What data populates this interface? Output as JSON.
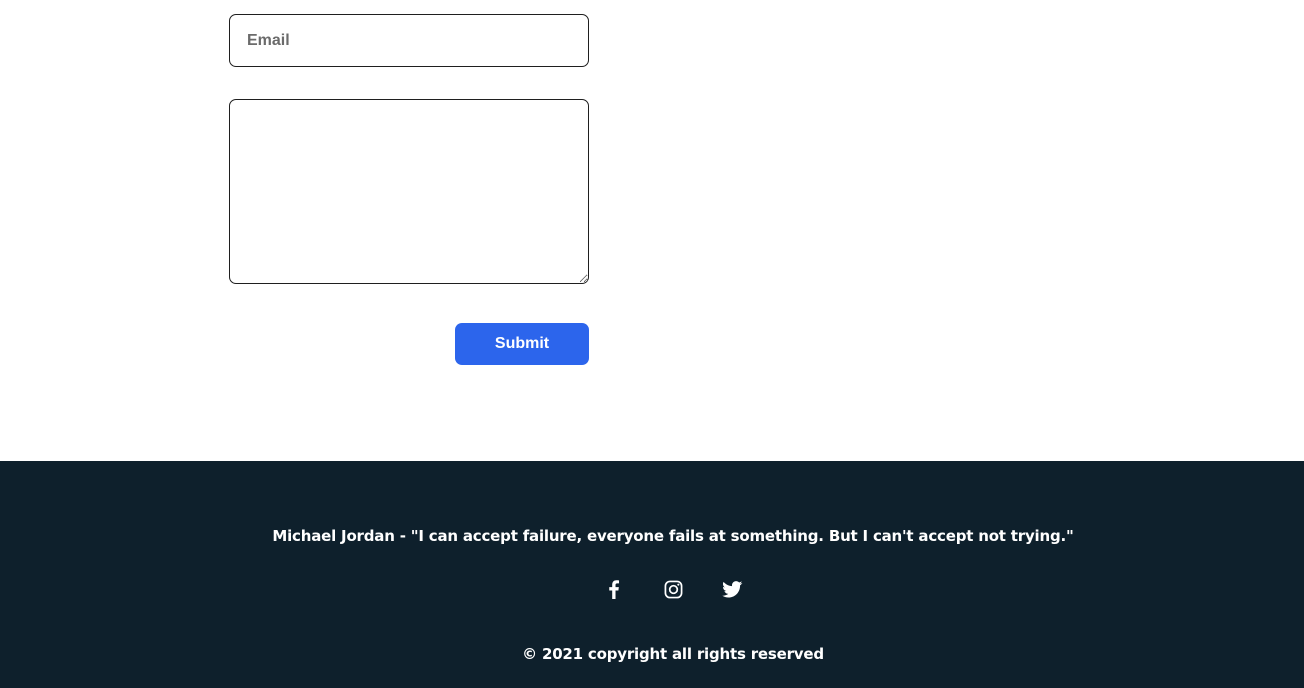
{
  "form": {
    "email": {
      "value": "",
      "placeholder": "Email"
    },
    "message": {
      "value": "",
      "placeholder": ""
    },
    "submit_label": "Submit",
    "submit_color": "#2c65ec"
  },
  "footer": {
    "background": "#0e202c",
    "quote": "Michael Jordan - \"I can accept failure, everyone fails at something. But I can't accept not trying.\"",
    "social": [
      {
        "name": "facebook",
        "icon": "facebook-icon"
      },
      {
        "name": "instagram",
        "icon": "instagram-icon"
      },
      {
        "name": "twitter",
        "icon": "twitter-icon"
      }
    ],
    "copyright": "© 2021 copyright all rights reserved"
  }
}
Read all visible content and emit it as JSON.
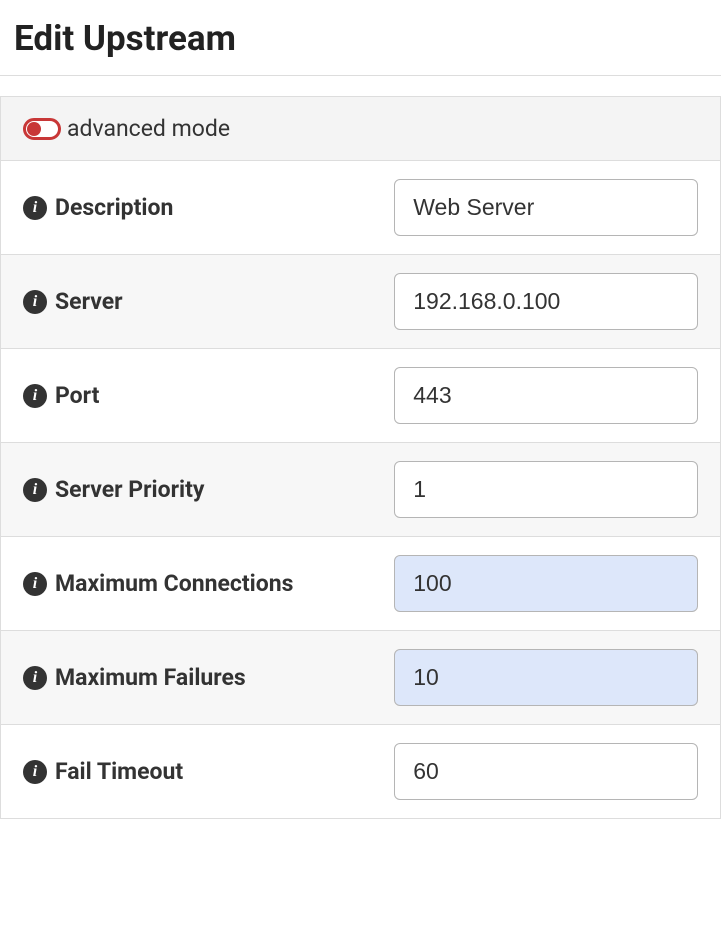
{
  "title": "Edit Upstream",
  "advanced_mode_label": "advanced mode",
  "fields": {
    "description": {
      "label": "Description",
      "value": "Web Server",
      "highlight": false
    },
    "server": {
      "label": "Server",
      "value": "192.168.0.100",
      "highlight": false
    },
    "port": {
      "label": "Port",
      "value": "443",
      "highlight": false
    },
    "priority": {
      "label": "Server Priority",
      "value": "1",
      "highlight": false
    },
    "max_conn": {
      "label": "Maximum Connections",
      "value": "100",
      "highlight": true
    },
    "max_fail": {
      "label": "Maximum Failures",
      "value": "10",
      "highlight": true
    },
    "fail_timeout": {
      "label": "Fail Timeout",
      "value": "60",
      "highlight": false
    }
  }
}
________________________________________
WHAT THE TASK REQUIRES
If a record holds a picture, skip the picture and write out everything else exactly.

EXERCISE RESULT
What data populates this interface? Output as JSON.
{
  "form": {
    "email": {
      "value": "",
      "placeholder": "Email"
    },
    "message": {
      "value": "",
      "placeholder": ""
    },
    "submit_label": "Submit",
    "submit_color": "#2c65ec"
  },
  "footer": {
    "background": "#0e202c",
    "quote": "Michael Jordan - \"I can accept failure, everyone fails at something. But I can't accept not trying.\"",
    "social": [
      {
        "name": "facebook",
        "icon": "facebook-icon"
      },
      {
        "name": "instagram",
        "icon": "instagram-icon"
      },
      {
        "name": "twitter",
        "icon": "twitter-icon"
      }
    ],
    "copyright": "© 2021 copyright all rights reserved"
  }
}
Read all visible content and emit it as JSON.
{
  "title": "Edit Upstream",
  "advanced_mode_label": "advanced mode",
  "fields": {
    "description": {
      "label": "Description",
      "value": "Web Server",
      "highlight": false
    },
    "server": {
      "label": "Server",
      "value": "192.168.0.100",
      "highlight": false
    },
    "port": {
      "label": "Port",
      "value": "443",
      "highlight": false
    },
    "priority": {
      "label": "Server Priority",
      "value": "1",
      "highlight": false
    },
    "max_conn": {
      "label": "Maximum Connections",
      "value": "100",
      "highlight": true
    },
    "max_fail": {
      "label": "Maximum Failures",
      "value": "10",
      "highlight": true
    },
    "fail_timeout": {
      "label": "Fail Timeout",
      "value": "60",
      "highlight": false
    }
  }
}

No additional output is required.